Midnight Gospel: A bizarre show but one I really enjoyed. It's hard to put my finger on exactly what works about it; the closest comparison I can make is a blend between a podcast and an animated graphic novel.
Intolerable Cruelty: Delightful.
The Black Keys: I hit shuffle on my music and re-encountered the Black Keys, who I guess I had forgotten about but always really enjoyed.
Corporate: It recently finished its third and final season, which was a masterpiece of nihilistic surrealist comedy. Probably my favorite comedy series of the past two years.
The extended internet universe: Introduced me to the term cozyweb, a moniker for the pseudo-private internet made up of small semi-closed communities that is my favorite part of the current internet landscape.
On Strasserism and the Decline of the Left: I ended up reading a lot of tracts last month about the ideological tension within the left - this was the one I keep coming back to. The description of the "Political Managerial Class" as a distinct actor seeking to advance its own class interests, potentially at the expense of the working class, rang true as a fault line splitting the modern left.
Kek Wars (1)(2)(3)(4): On the other end of the horseshoe were you aware that the 2016 election was actually a battle between dueling occult forces, wielding powerful meme magic to reshape America? You weren't? Then you must have missed this epic four-part series describing the intersection of the consequences of globalization, 4Chan, and Chaos Magic. My notes.
Epistemic Viciousness in Martial Arts: Martial Arts as an institution can suffer from bad epistemics, inherent to the "sensei" model and deference to tradition. There's a really important underlying principle that "proximity to reality" is needed to avoid deluding yourself.

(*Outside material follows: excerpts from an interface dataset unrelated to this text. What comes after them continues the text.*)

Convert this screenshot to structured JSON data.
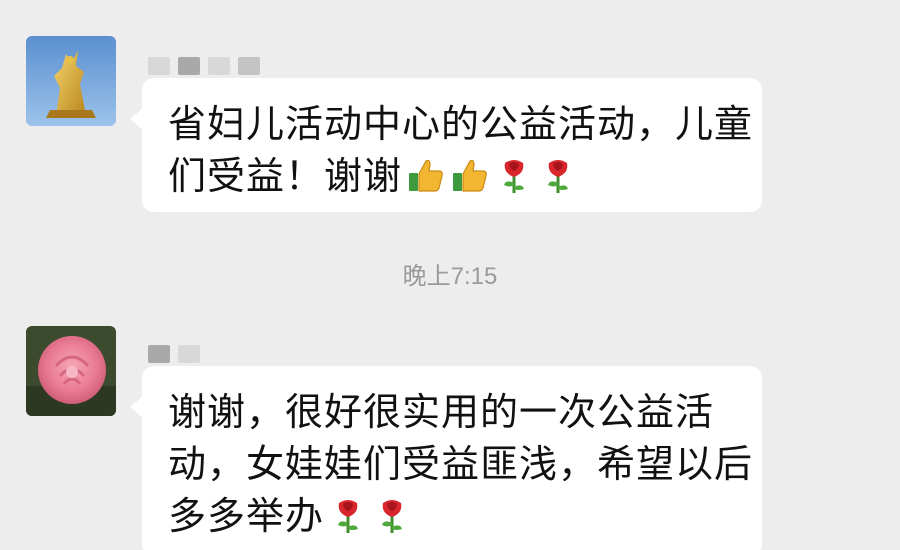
{
  "timestamp": "晚上7:15",
  "messages": [
    {
      "lines": [
        "省妇儿活动中心的公益活动，儿童",
        "们受益！谢谢"
      ],
      "emoji": [
        "thumbs-up",
        "thumbs-up",
        "rose",
        "rose"
      ]
    },
    {
      "lines": [
        "谢谢，很好很实用的一次公益活",
        "动，女娃娃们受益匪浅，希望以后",
        "多多举办"
      ],
      "emoji": [
        "rose",
        "rose"
      ]
    }
  ],
  "avatars": [
    {
      "name": "golden-statue-avatar"
    },
    {
      "name": "pink-rose-avatar"
    }
  ],
  "colors": {
    "background": "#ededed",
    "bubble": "#ffffff",
    "timestamp": "#9a9a9a"
  }
}
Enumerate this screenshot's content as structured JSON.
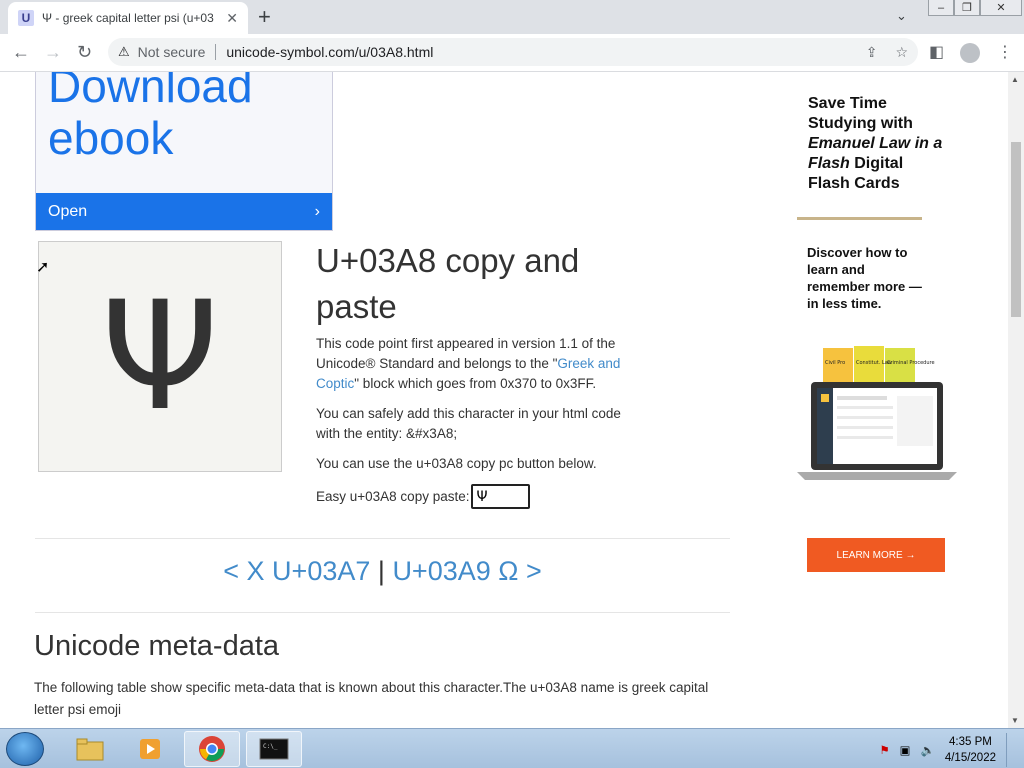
{
  "browser": {
    "tab_title": "Ψ - greek capital letter psi (u+03",
    "tab_favicon_letter": "U",
    "security_label": "Not secure",
    "url": "unicode-symbol.com/u/03A8.html"
  },
  "ad": {
    "line1": "Download",
    "line2": "ebook",
    "open_label": "Open"
  },
  "glyph": "Ψ",
  "main": {
    "heading": "U+03A8 copy and paste",
    "p1_pre": "This code point first appeared in version 1.1 of the Unicode® Standard and belongs to the \"",
    "p1_link": "Greek and Coptic",
    "p1_post": "\" block which goes from 0x370 to 0x3FF.",
    "p2": "You can safely add this character in your html code with the entity: &#x3A8;",
    "p3": "You can use the u+03A8 copy pc button below.",
    "copy_label": "Easy u+03A8 copy paste:",
    "copy_value": "Ψ"
  },
  "nav": {
    "prev": "< X U+03A7",
    "sep": "|",
    "next": "U+03A9 Ω >"
  },
  "meta": {
    "heading": "Unicode meta-data",
    "text": "The following table show specific meta-data that is known about this character.The u+03A8 name is greek capital letter psi emoji"
  },
  "sidebar_ad": {
    "h_pre": "Save Time Studying with ",
    "h_em": "Emanuel Law in a Flash",
    "h_post": " Digital Flash Cards",
    "body": "Discover how to learn and remember more —in less time.",
    "cta": "LEARN MORE",
    "book_labels": [
      "Civil Pro",
      "Constitut. Law",
      "Criminal Procedure"
    ]
  },
  "taskbar": {
    "time": "4:35 PM",
    "date": "4/15/2022"
  }
}
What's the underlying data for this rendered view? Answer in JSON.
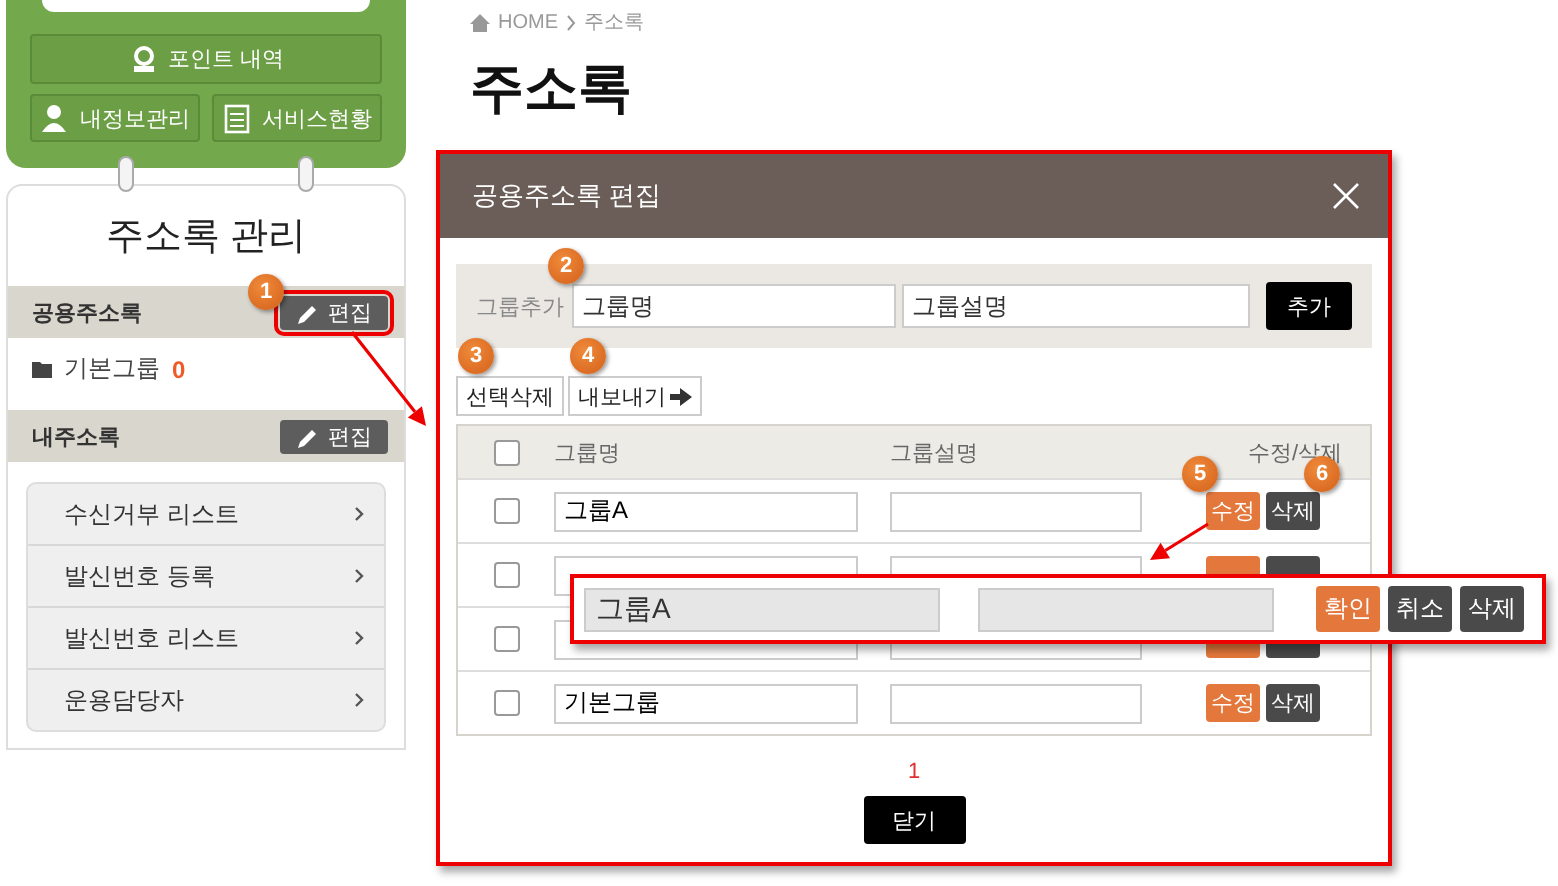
{
  "sidebar": {
    "buttons": [
      {
        "label": "포인트 내역",
        "kind": "points"
      },
      {
        "label": "내정보관리",
        "kind": "profile"
      },
      {
        "label": "서비스현황",
        "kind": "service"
      }
    ],
    "title": "주소록 관리",
    "shared": {
      "title": "공용주소록",
      "edit": "편집",
      "highlighted": true,
      "badge": "1"
    },
    "groups": [
      {
        "name": "기본그룹",
        "count": "0"
      }
    ],
    "mine": {
      "title": "내주소록",
      "edit": "편집",
      "highlighted": false
    },
    "menu": [
      "수신거부 리스트",
      "발신번호 등록",
      "발신번호 리스트",
      "운용담당자"
    ]
  },
  "breadcrumb": {
    "home": "HOME",
    "current": "주소록"
  },
  "page_title": "주소록",
  "dialog": {
    "title": "공용주소록 편집",
    "add": {
      "label": "그룹추가",
      "name_placeholder": "그룹명",
      "desc_placeholder": "그룹설명",
      "button": "추가",
      "badge": "2"
    },
    "toolbar": [
      {
        "label": "선택삭제",
        "kind": "delete",
        "badge": "3"
      },
      {
        "label": "내보내기",
        "kind": "export",
        "badge": "4"
      }
    ],
    "all_checked": false,
    "columns": [
      "그룹명",
      "그룹설명",
      "수정/삭제"
    ],
    "rows": [
      {
        "checked": false,
        "name": "그룹A",
        "edit": "수정",
        "delete": "삭제",
        "edit_badge": "5",
        "delete_badge": "6"
      },
      {
        "checked": false
      },
      {
        "checked": false
      },
      {
        "checked": false,
        "name": "기본그룹",
        "edit": "수정",
        "delete": "삭제"
      }
    ],
    "pages": [
      {
        "label": "1",
        "selected": true
      }
    ],
    "close": "닫기"
  },
  "edit_popup": {
    "name": "그룹A",
    "buttons": [
      {
        "label": "확인",
        "kind": "confirm"
      },
      {
        "label": "취소",
        "kind": "cancel"
      },
      {
        "label": "삭제",
        "kind": "delete"
      }
    ]
  }
}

Related: Dominic Cummings on Effective Action.
Buffett FAQ: An extremely extensive collection of Q&As with Warren Buffett.